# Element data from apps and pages
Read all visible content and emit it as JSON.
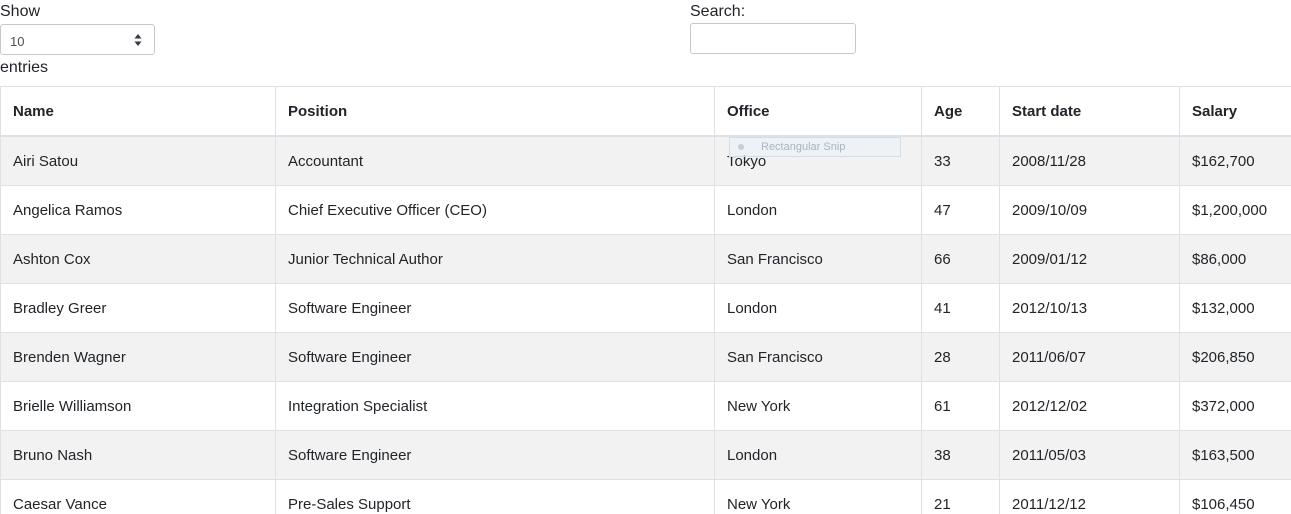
{
  "length_control": {
    "show_label": "Show",
    "selected": "10",
    "entries_label": "entries"
  },
  "search": {
    "label": "Search:",
    "value": "",
    "placeholder": ""
  },
  "table": {
    "headers": [
      "Name",
      "Position",
      "Office",
      "Age",
      "Start date",
      "Salary"
    ],
    "rows": [
      [
        "Airi Satou",
        "Accountant",
        "Tokyo",
        "33",
        "2008/11/28",
        "$162,700"
      ],
      [
        "Angelica Ramos",
        "Chief Executive Officer (CEO)",
        "London",
        "47",
        "2009/10/09",
        "$1,200,000"
      ],
      [
        "Ashton Cox",
        "Junior Technical Author",
        "San Francisco",
        "66",
        "2009/01/12",
        "$86,000"
      ],
      [
        "Bradley Greer",
        "Software Engineer",
        "London",
        "41",
        "2012/10/13",
        "$132,000"
      ],
      [
        "Brenden Wagner",
        "Software Engineer",
        "San Francisco",
        "28",
        "2011/06/07",
        "$206,850"
      ],
      [
        "Brielle Williamson",
        "Integration Specialist",
        "New York",
        "61",
        "2012/12/02",
        "$372,000"
      ],
      [
        "Bruno Nash",
        "Software Engineer",
        "London",
        "38",
        "2011/05/03",
        "$163,500"
      ],
      [
        "Caesar Vance",
        "Pre-Sales Support",
        "New York",
        "21",
        "2011/12/12",
        "$106,450"
      ]
    ]
  },
  "overlay": {
    "snip_label": "Rectangular Snip"
  },
  "colors": {
    "stripe": "#f2f2f2",
    "border": "#dee2e6",
    "text": "#212529"
  }
}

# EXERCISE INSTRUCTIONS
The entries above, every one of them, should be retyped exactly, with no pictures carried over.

# SOLUTION FOR THIS EXERCISE
Read all visible content and emit it as JSON.
{
  "length_control": {
    "show_label": "Show",
    "selected": "10",
    "entries_label": "entries"
  },
  "search": {
    "label": "Search:",
    "value": "",
    "placeholder": ""
  },
  "table": {
    "headers": [
      "Name",
      "Position",
      "Office",
      "Age",
      "Start date",
      "Salary"
    ],
    "rows": [
      [
        "Airi Satou",
        "Accountant",
        "Tokyo",
        "33",
        "2008/11/28",
        "$162,700"
      ],
      [
        "Angelica Ramos",
        "Chief Executive Officer (CEO)",
        "London",
        "47",
        "2009/10/09",
        "$1,200,000"
      ],
      [
        "Ashton Cox",
        "Junior Technical Author",
        "San Francisco",
        "66",
        "2009/01/12",
        "$86,000"
      ],
      [
        "Bradley Greer",
        "Software Engineer",
        "London",
        "41",
        "2012/10/13",
        "$132,000"
      ],
      [
        "Brenden Wagner",
        "Software Engineer",
        "San Francisco",
        "28",
        "2011/06/07",
        "$206,850"
      ],
      [
        "Brielle Williamson",
        "Integration Specialist",
        "New York",
        "61",
        "2012/12/02",
        "$372,000"
      ],
      [
        "Bruno Nash",
        "Software Engineer",
        "London",
        "38",
        "2011/05/03",
        "$163,500"
      ],
      [
        "Caesar Vance",
        "Pre-Sales Support",
        "New York",
        "21",
        "2011/12/12",
        "$106,450"
      ]
    ]
  },
  "overlay": {
    "snip_label": "Rectangular Snip"
  },
  "colors": {
    "stripe": "#f2f2f2",
    "border": "#dee2e6",
    "text": "#212529"
  }
}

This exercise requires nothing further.